• The Sun Rises on Abe
Japan, the land of endless quantitative easing, chronic deflation, and population shrinking, is now the fastest-growing economy in the G7. The country said GDP rose at an annualized 4.0% in the second quarter, its best performance in two years, due largely to domestic demand. It’s a much-needed boost to PM Shinzo Abe, who has drawn increasing criticism as his signature reflation policies have failed to deliver. The numbers were all the more impressive for owing little to the country’s export sector, its usual engine of growth. Reuters
Around the Water Cooler
• No More Than 20 Million Dead–Tops!
Tesla and SpaceX founder Elon Musk warned that artificial intelligence poses “vastly more risk than North Korea” to humanity, a view that—to put it mildly—depends to a large degree on one’s perspective. The logic appears to be that a nuclear strike and counter-strike on the Korean peninsula would, as Doctor Strangelove’s General Jack T. Ripper put it, result in “no more than 20 million dead, tops!” whereas AI will lead all 7.5 billion of us to a future somewhere between The Matrix and Terminator. Either that or Musk has already dismissed the North Korean threat due to the lack of long-term strategic advantage to be had from playing the nuclear card, a leap of logic easier to take in California than Seoul or Tokyo right now. Fortune
• Bitcoin Gets Back Into Overdrive
Bitcoin’s rally approached frenzied levels again over the weekend, hitting over $4,000 to the dollar. Most reports trace the rally’s latest leg back to the “SegWit2x” software upgrade that promises to make Bitcoin more capable of handling increased transaction volumes. A report last week by Goldman Sachs warning investors not to “ignore” Bitcoin any longer has also been taken by many as an invitation to close the eyes and open the mouth as wide as possible. Goldman, for the record, had said that Bitcoin could reach $3,915 —but only after some time. Fortune
• Shonda Rhimes With Netflix, Contractually Speaking

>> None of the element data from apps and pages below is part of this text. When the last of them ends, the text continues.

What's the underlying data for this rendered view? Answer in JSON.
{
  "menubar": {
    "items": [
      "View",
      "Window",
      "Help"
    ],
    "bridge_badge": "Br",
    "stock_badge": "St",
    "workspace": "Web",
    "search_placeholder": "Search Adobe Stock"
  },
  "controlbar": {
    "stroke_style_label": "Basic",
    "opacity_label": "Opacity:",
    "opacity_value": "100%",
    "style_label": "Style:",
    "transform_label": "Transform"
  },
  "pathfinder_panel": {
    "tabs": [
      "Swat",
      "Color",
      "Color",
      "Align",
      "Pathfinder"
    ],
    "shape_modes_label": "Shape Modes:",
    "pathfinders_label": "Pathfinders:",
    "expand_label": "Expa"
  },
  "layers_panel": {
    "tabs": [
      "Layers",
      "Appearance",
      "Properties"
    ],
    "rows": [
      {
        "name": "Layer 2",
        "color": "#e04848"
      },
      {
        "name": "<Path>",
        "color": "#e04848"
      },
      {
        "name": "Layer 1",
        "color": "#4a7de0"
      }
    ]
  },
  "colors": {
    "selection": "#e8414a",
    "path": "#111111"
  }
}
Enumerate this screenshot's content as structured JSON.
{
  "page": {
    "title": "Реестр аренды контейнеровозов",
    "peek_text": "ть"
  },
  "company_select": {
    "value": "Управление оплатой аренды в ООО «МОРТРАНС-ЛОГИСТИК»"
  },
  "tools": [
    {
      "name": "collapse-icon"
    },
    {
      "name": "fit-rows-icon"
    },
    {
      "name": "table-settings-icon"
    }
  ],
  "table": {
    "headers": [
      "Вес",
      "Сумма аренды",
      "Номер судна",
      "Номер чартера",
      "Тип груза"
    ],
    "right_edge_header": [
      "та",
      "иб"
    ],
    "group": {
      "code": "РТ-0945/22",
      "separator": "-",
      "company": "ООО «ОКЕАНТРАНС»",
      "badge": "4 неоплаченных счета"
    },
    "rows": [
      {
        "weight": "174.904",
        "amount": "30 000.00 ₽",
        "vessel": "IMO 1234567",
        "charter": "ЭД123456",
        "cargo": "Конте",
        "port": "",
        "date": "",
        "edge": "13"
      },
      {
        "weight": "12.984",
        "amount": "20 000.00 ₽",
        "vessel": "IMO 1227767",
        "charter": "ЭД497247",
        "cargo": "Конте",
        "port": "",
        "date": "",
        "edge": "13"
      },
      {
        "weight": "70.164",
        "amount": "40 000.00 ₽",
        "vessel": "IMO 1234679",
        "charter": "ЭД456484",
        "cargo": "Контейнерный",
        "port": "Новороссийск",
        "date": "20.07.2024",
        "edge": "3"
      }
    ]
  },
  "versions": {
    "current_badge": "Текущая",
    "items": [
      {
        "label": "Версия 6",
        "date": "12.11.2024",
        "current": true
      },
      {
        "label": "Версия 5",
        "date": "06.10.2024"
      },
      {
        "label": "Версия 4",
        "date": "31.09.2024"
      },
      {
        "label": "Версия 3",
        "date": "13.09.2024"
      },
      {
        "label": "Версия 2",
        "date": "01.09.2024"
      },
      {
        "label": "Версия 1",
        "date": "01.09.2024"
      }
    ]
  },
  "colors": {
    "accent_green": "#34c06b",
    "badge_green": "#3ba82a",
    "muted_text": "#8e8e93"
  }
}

Netflix has poached Shonda Rhimes. The creator of ‘Grey’s Anatomy’ and ‘Scandal' will move her production company from Disney’s ABC to the streaming service on terms that weren’t disclosed. Rhimes said the deal offered her “larger creative freedom,” which some took as a reference to mainstream media policies on language and nudity (and their dependence on advertisers). The news shows why Disney announced last week that it would move to a more openly adversarial relationship with Netflix, by withholding new movie releases from it. Fortune
• Fakes Throw Shade at Amazon Ahead of Eclipse
A week of intense hype about the solar eclipse begun with Amazon having to offer refunds to customers who bought knock-off sunglasses that don’t offer wearers the protection they promised. Demand for such glasses has spiked in recent days. Anyone still looking for reliable viewers may want to consult the American Astronomical Society’s approved list first. Fortune
Summaries by Geoffrey Smith firstname.lastname@example.org